So what happened?
Politics happened. A political assault and takeover was successfully executed by the Republican right wing — and the “Religious Right” was born. White evangelicals, in particular, were targeted by a far-right movement steeped in racism and were deliberately politicized. It is now painfully clear that the evangelical world was strategically and politically co-opted — not by more conservative evangelical leaders, but by political operatives from the Republican Party who saw a real opportunity to take over the evangelical world by making particular appeals to “conservative social issues.”
This isn’t hyperbolic rhetoric. Those right-wing political operatives — like Richard Viguerie, Paul Weyrich, Kevin Phillips, and Terry Dolan — would later say as much about what they did and how they did it to recruit white evangelicals. They approached fundamentalist leaders like Jerry Falwell and Pat Robertson and offered to make them household names if they gave them their mailing lists. Richard Viguerie, now a cordial dialogue partner of mine and ally on ending capital punishment, was the direct mail guru of the day. Richard and his fellow Republican activists created new organizations like the Moral Majority, with Falwell and Robertson as the public figures with them — the political operatives — behind the scenes. That politicization of white evangelicals has now culminated in their unbelievable, uncritical support for a man like Donald Trump.
This was never a theological debate; it was a political take-over — and it worked. While Sojourners was referenced as “young evangelicals” in the 1970s, by 1980, we were called an “alternative to the Religious Right” — and those on the right have called us leftist ever since. I have always resisted being called “the religious left.” Sojourners cares so deeply about poverty and racism and war because of the Bible, not because of political ideology. “Progressive evangelicals,” as some of us are now called, have regularly challenged the Democrat’s extreme positions on abortion, have affirmed covenantal sexuality, and consistently push Democrats to go much deeper on both racism and poverty — which is why so many of us feel politically homeless. Now already, the far-right is targeting young evangelicals of color, some of whom were the co-chairs of the Wheaton meeting, as “political,” on the left, as Democrats and Obama supporters. They continue to try to politicize us despite the historical fact that it is they and their far-right allies who have been the ones to politicize the evangelical world.

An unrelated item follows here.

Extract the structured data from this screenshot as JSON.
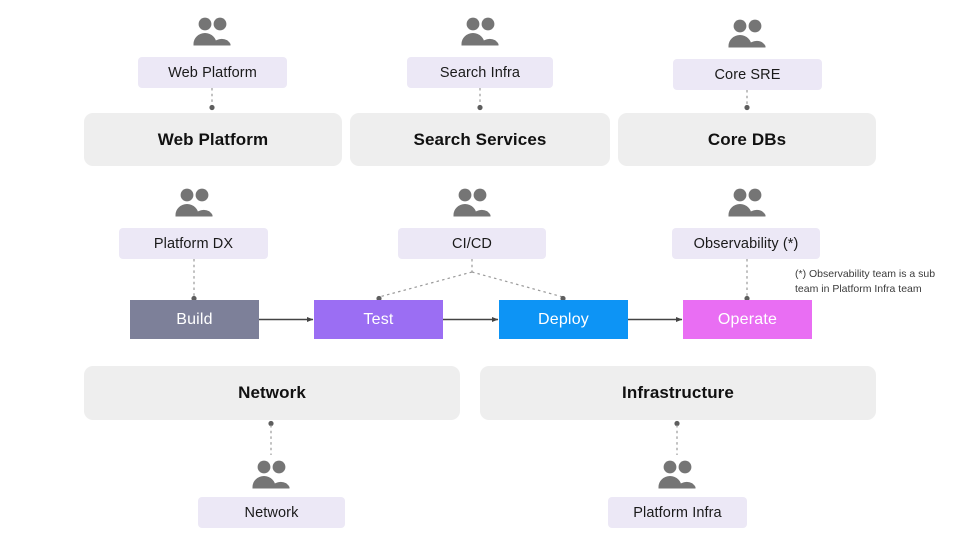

Evangelical scholar and activist Lydia Bean told the Wheaton meeting last week that the far-right doesn’t even need religious figures anymore to reach their evangelical targets, as Fox News has captured the white evangelical audience and can reach them directly now. Even evangelical megachurch pastors wearily tell me, “I have my people for about two hours a week if I’m lucky, but Fox News has them 24/7. I can’t compete with that.” Is MSNBC partisan, too? Of course, but they and other cable and mainstream outlets don’t represent religious people, and often even neglect or disrespect them. The “liberal media” actually likes to cover the Religious Right and Trump evangelicals because of the way it paints Christianity as extreme, which confirms existing biases — and gets clicks.